Villanueva and my publisher Brooke Warner, I was concerned. I turned once again to Sarton’s Journal of Solitude and read these powerful and encouraging words:
My own belief is that one regards oneself, if one is a serious writer, as an instrument for experiencing. Life—all of it—flows through this instrument and is distilled through it into works of art . . . And at some point, I believe one has to stop holding back for fear of alienating some imaginary reader, or real relative or friend, and come out with personal truth. If we are to understand the human condition, and if we are to accept ourselves in all the complexity, self-doubt, extravagance of feeling, guilt, joy . . . we have to know all we can about each other, and we have to be willing to go naked. (77)
So naked I went, and low and behold, my novel, Luz, was not only well received, but it won the award I most coveted: the 2020 Sarton Award for Contemporary Fiction!
I couldn’t believe my ears when I received that special phone call from Texas. I wept silent tears as I listened to the words, “I’m so happy to tell you that your novel, Luz, won Story Circle Network’s Sarton Award.” To say I am humbled and so very grateful just doesn’t cover the depth of my emotions.

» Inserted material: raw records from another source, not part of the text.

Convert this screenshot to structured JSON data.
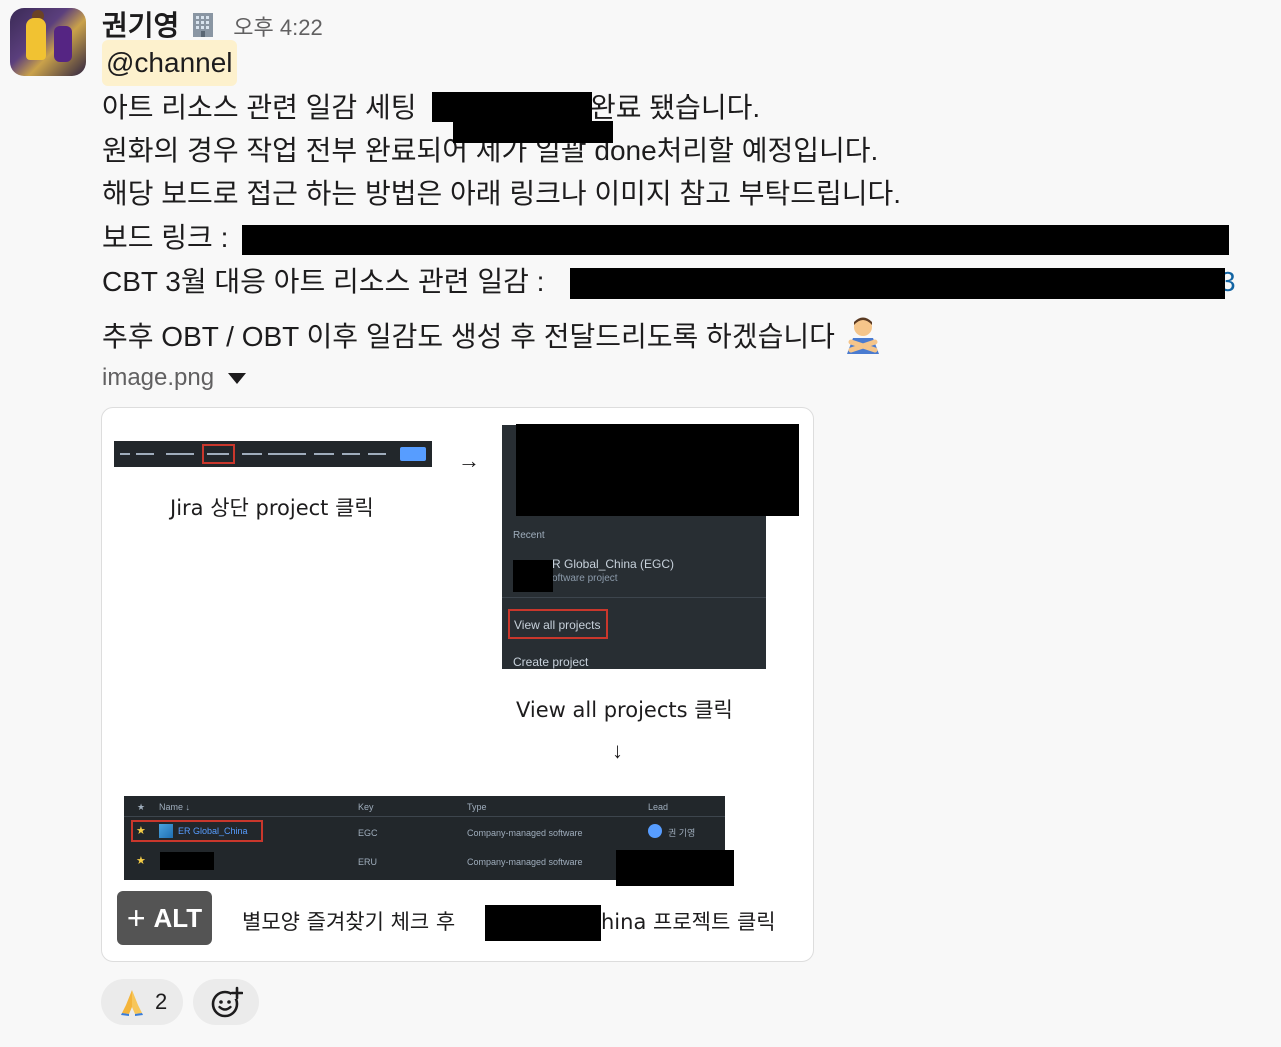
{
  "author": {
    "name": "권기영",
    "status_icon": "office-building-icon"
  },
  "timestamp": "오후 4:22",
  "mention": "@channel",
  "message_lines": [
    "아트 리소스 관련 일감 세팅",
    "완료 됐습니다.",
    "원화의 경우 작업 전부 완료되어 제가 일괄 done처리할 예정입니다.",
    "해당 보드로 접근 하는 방법은 아래 링크나 이미지 참고 부탁드립니다.",
    "보드 링크 :",
    "CBT 3월 대응 아트 리소스 관련 일감 :",
    "3",
    "추후 OBT / OBT 이후 일감도 생성 후 전달드리도록 하겠습니다"
  ],
  "attachment": {
    "filename": "image.png",
    "caption_1": "Jira 상단 project 클릭",
    "arrow_right": "→",
    "arrow_down": "↓",
    "caption_2": "View all projects 클릭",
    "caption_3_left": "별모양 즐겨찾기 체크 후",
    "caption_3_right": "hina 프로젝트 클릭",
    "alt_label": "ALT",
    "menu": {
      "recent": "Recent",
      "project_name": "R Global_China (EGC)",
      "project_sub": "oftware project",
      "view_all": "View all projects",
      "create": "Create project"
    },
    "table": {
      "headers": [
        "Name ↓",
        "Key",
        "Type",
        "Lead"
      ],
      "rows": [
        {
          "name": "ER Global_China",
          "key": "EGC",
          "type": "Company-managed software",
          "lead": "권 기영"
        },
        {
          "name": "",
          "key": "ERU",
          "type": "Company-managed software",
          "lead": ""
        }
      ]
    }
  },
  "reactions": [
    {
      "emoji": "folded-hands-icon",
      "count": "2"
    }
  ],
  "colors": {
    "mention_bg": "#fdf1cd",
    "link": "#1264a3",
    "highlight_red": "#c9372c"
  }
}
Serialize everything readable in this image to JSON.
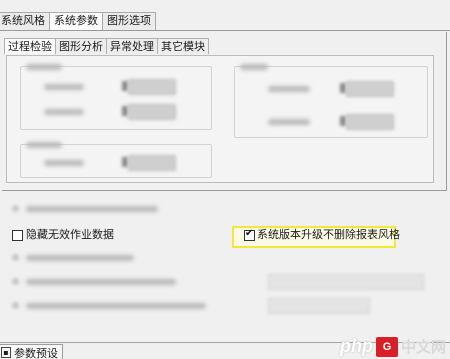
{
  "top_tabs": [
    {
      "label": "系统风格",
      "active": false
    },
    {
      "label": "系统参数",
      "active": true
    },
    {
      "label": "图形选项",
      "active": false
    }
  ],
  "sub_tabs": [
    {
      "label": "过程检验",
      "active": true
    },
    {
      "label": "图形分析",
      "active": false
    },
    {
      "label": "异常处理",
      "active": false
    },
    {
      "label": "其它模块",
      "active": false
    }
  ],
  "options": {
    "hide_invalid_jobs": {
      "label": "隐藏无效作业数据",
      "checked": false
    },
    "keep_report_style_on_upgrade": {
      "label": "系统版本升级不删除报表风格",
      "checked": true
    }
  },
  "bottom_tab": {
    "label": "参数预设",
    "icon": "settings-icon"
  },
  "watermark": {
    "php": "php",
    "site": "中文网",
    "mark": "G"
  },
  "colors": {
    "highlight": "#f2e73a",
    "watermark_red": "#d61f26"
  }
}
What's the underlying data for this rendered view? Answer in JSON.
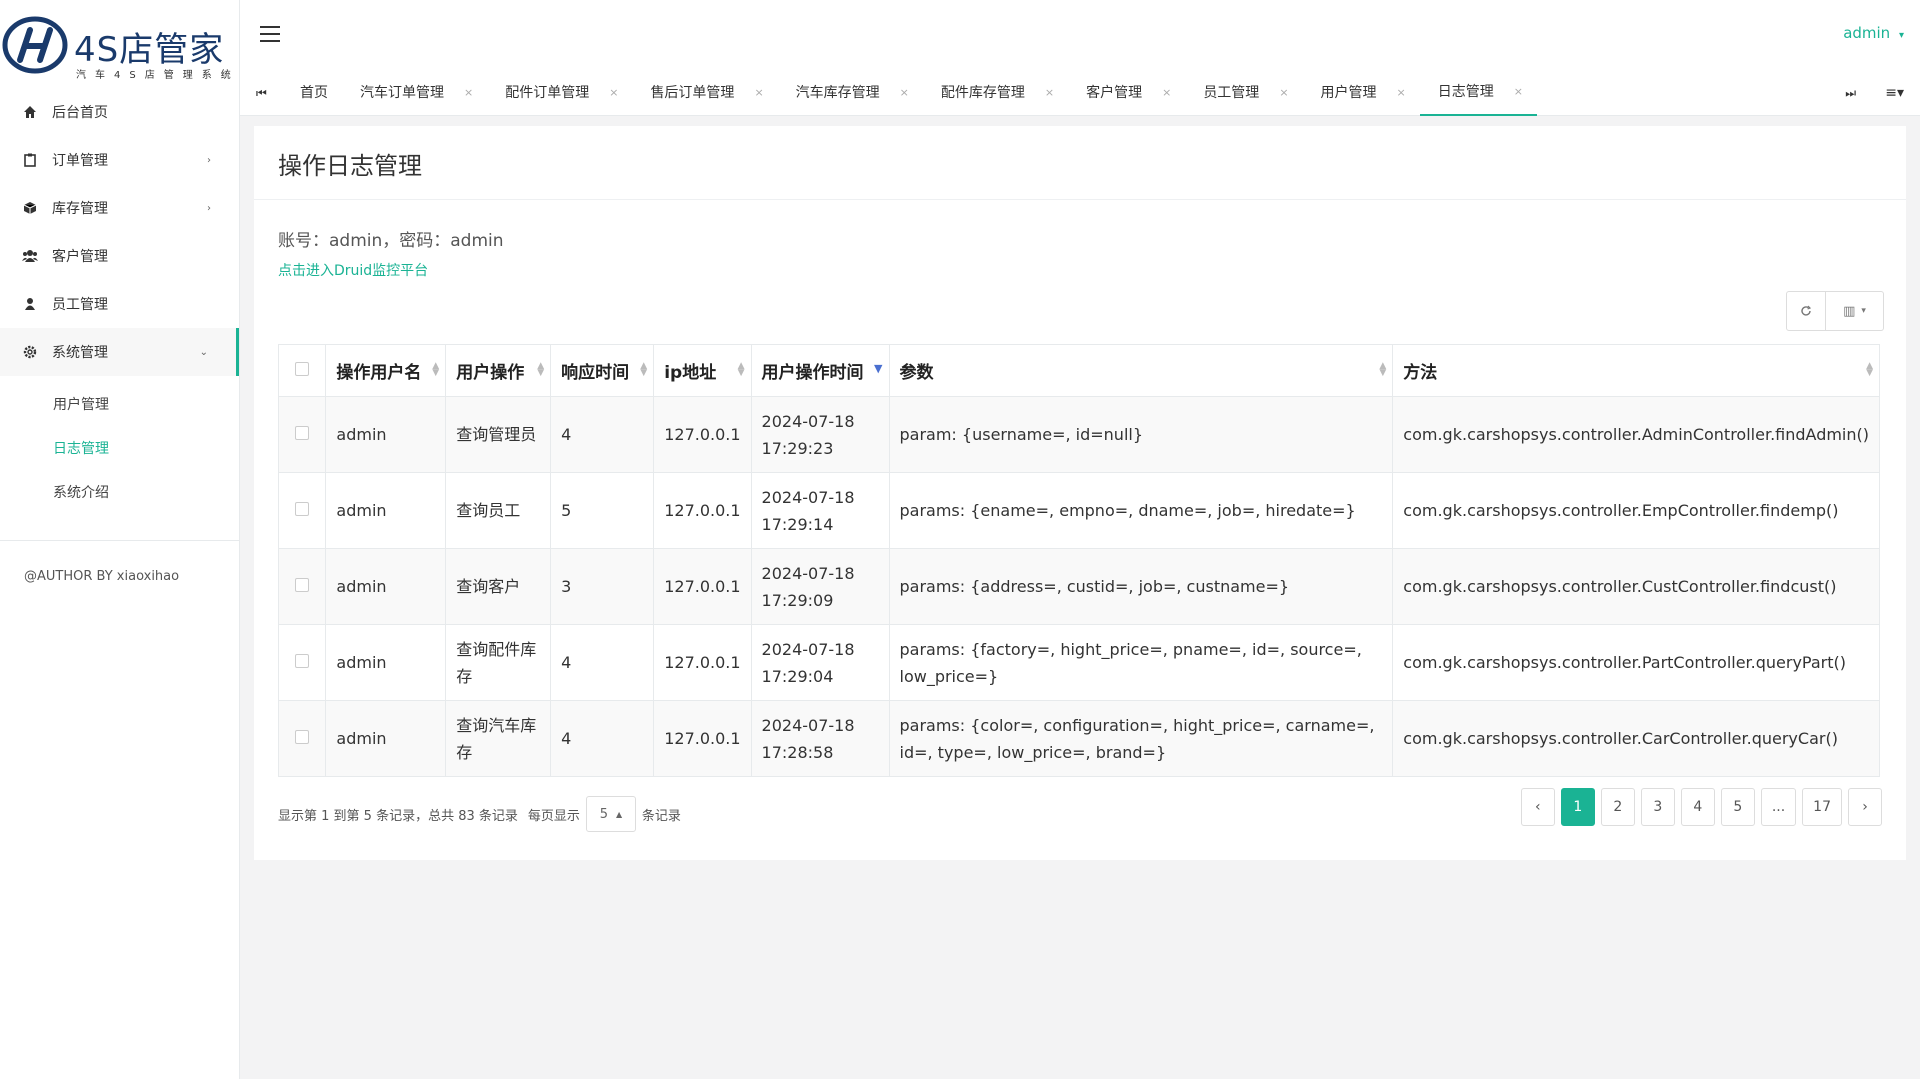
{
  "logo": {
    "title": "4S店管家",
    "subtitle": "汽车4S店管理系统"
  },
  "sidebar": {
    "items": [
      {
        "label": "后台首页",
        "icon": "home-icon"
      },
      {
        "label": "订单管理",
        "icon": "clipboard-icon"
      },
      {
        "label": "库存管理",
        "icon": "cube-icon"
      },
      {
        "label": "客户管理",
        "icon": "users-icon"
      },
      {
        "label": "员工管理",
        "icon": "user-icon"
      },
      {
        "label": "系统管理",
        "icon": "gear-icon"
      }
    ],
    "sub_items": [
      "用户管理",
      "日志管理",
      "系统介绍"
    ],
    "author": "@AUTHOR BY xiaoxihao"
  },
  "header": {
    "user": "admin"
  },
  "tabs": [
    {
      "label": "首页"
    },
    {
      "label": "汽车订单管理"
    },
    {
      "label": "配件订单管理"
    },
    {
      "label": "售后订单管理"
    },
    {
      "label": "汽车库存管理"
    },
    {
      "label": "配件库存管理"
    },
    {
      "label": "客户管理"
    },
    {
      "label": "员工管理"
    },
    {
      "label": "用户管理"
    },
    {
      "label": "日志管理"
    }
  ],
  "page": {
    "title": "操作日志管理",
    "account_info": "账号：admin，密码：admin",
    "druid_link": "点击进入Druid监控平台"
  },
  "table": {
    "columns": [
      "操作用户名",
      "用户操作",
      "响应时间",
      "ip地址",
      "用户操作时间",
      "参数",
      "方法"
    ],
    "rows": [
      {
        "user": "admin",
        "action": "查询管理员",
        "resp": "4",
        "ip": "127.0.0.1",
        "date": "2024-07-18",
        "time": "17:29:23",
        "params": "param: {username=, id=null}",
        "method": "com.gk.carshopsys.controller.AdminController.findAdmin()"
      },
      {
        "user": "admin",
        "action": "查询员工",
        "resp": "5",
        "ip": "127.0.0.1",
        "date": "2024-07-18",
        "time": "17:29:14",
        "params": "params: {ename=, empno=, dname=, job=, hiredate=}",
        "method": "com.gk.carshopsys.controller.EmpController.findemp()"
      },
      {
        "user": "admin",
        "action": "查询客户",
        "resp": "3",
        "ip": "127.0.0.1",
        "date": "2024-07-18",
        "time": "17:29:09",
        "params": "params: {address=, custid=, job=, custname=}",
        "method": "com.gk.carshopsys.controller.CustController.findcust()"
      },
      {
        "user": "admin",
        "action": "查询配件库存",
        "resp": "4",
        "ip": "127.0.0.1",
        "date": "2024-07-18",
        "time": "17:29:04",
        "params": "params: {factory=, hight_price=, pname=, id=, source=, low_price=}",
        "method": "com.gk.carshopsys.controller.PartController.queryPart()"
      },
      {
        "user": "admin",
        "action": "查询汽车库存",
        "resp": "4",
        "ip": "127.0.0.1",
        "date": "2024-07-18",
        "time": "17:28:58",
        "params": "params: {color=, configuration=, hight_price=, carname=, id=, type=, low_price=, brand=}",
        "method": "com.gk.carshopsys.controller.CarController.queryCar()"
      }
    ]
  },
  "footer": {
    "summary": "显示第 1 到第 5 条记录，总共 83 条记录",
    "per_page_prefix": "每页显示",
    "per_page_value": "5",
    "per_page_suffix": "条记录"
  },
  "pagination": {
    "prev": "‹",
    "pages": [
      "1",
      "2",
      "3",
      "4",
      "5",
      "...",
      "17"
    ],
    "next": "›"
  },
  "colors": {
    "accent": "#1ab394",
    "brand": "#1a3a6b"
  }
}
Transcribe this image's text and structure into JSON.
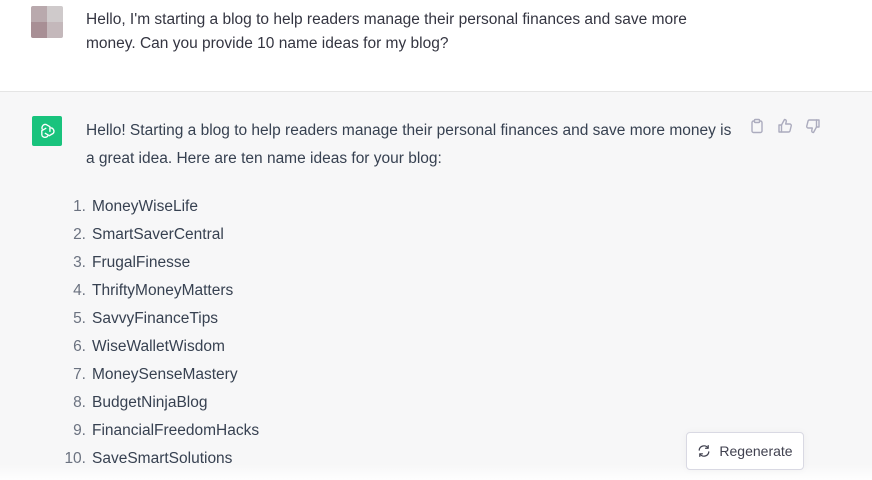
{
  "user_message": {
    "text": "Hello, I'm starting a blog to help readers manage their personal finances and save more money.  Can you provide 10 name ideas for my blog?"
  },
  "assistant_message": {
    "intro": "Hello! Starting a blog to help readers manage their personal finances and save more money is a great idea. Here are ten name ideas for your blog:",
    "names": [
      {
        "num": "1.",
        "text": "MoneyWiseLife"
      },
      {
        "num": "2.",
        "text": "SmartSaverCentral"
      },
      {
        "num": "3.",
        "text": "FrugalFinesse"
      },
      {
        "num": "4.",
        "text": "ThriftyMoneyMatters"
      },
      {
        "num": "5.",
        "text": "SavvyFinanceTips"
      },
      {
        "num": "6.",
        "text": "WiseWalletWisdom"
      },
      {
        "num": "7.",
        "text": "MoneySenseMastery"
      },
      {
        "num": "8.",
        "text": "BudgetNinjaBlog"
      },
      {
        "num": "9.",
        "text": "FinancialFreedomHacks"
      },
      {
        "num": "10.",
        "text": "SaveSmartSolutions"
      }
    ],
    "actions": [
      "clipboard-icon",
      "thumbs-up-icon",
      "thumbs-down-icon"
    ]
  },
  "regenerate": {
    "label": "Regenerate",
    "icon": "refresh-icon"
  },
  "colors": {
    "bot_avatar": "#19c37d",
    "assistant_bg": "#f7f7f8"
  }
}
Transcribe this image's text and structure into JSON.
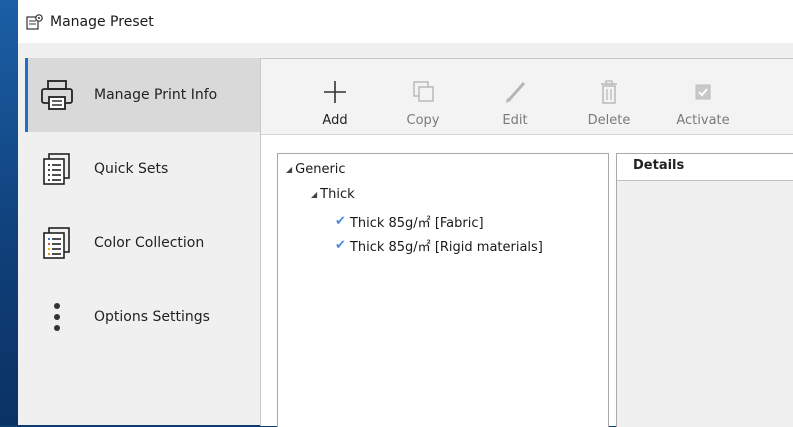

Now, as I approach my sixty-eighth birthday this summer, I have begun reading May Sarton’s At Seventy. Once again, I am moved by how directly she speaks to me. I have never been bothered by aging. At thirty, forty, fifty, sixty, I’ve never felt the sort of negativity that others have at reaching each new decade. Sarton’s words again captured my deepest beliefs. “But I do not feel old at all, not as much a survivor as a person still on her way. . . . I look forward with joy to the years ahead and especially to the surprises that any day may bring.”
Before you start thinking, Oh, come on, life is not that rosy, Sarton then speaks of waking up at night with thoughts of regret or shame or woe and concludes that, “But all, good and bad, painful or delightful, weave themselves into a rich tapestry, and give me food for thought, food to grow on.” And to write about, of course, for May Sarton, who died at eighty-three, has another journal for me to delve into one day, At Eighty-Two.
But I’m not quite there yet. I’m “a person still on her way,” looking forward to “the surprises that any day may bring.” Like my phone call from Texas.
Sarton, May. At Seventy: A Journal. W. W. Norton & Company, revised edition, 1993.
Sarton, May. Journal of Solitude. W.W. Norton & Company, 1973. First published in the Norton Library, 1977.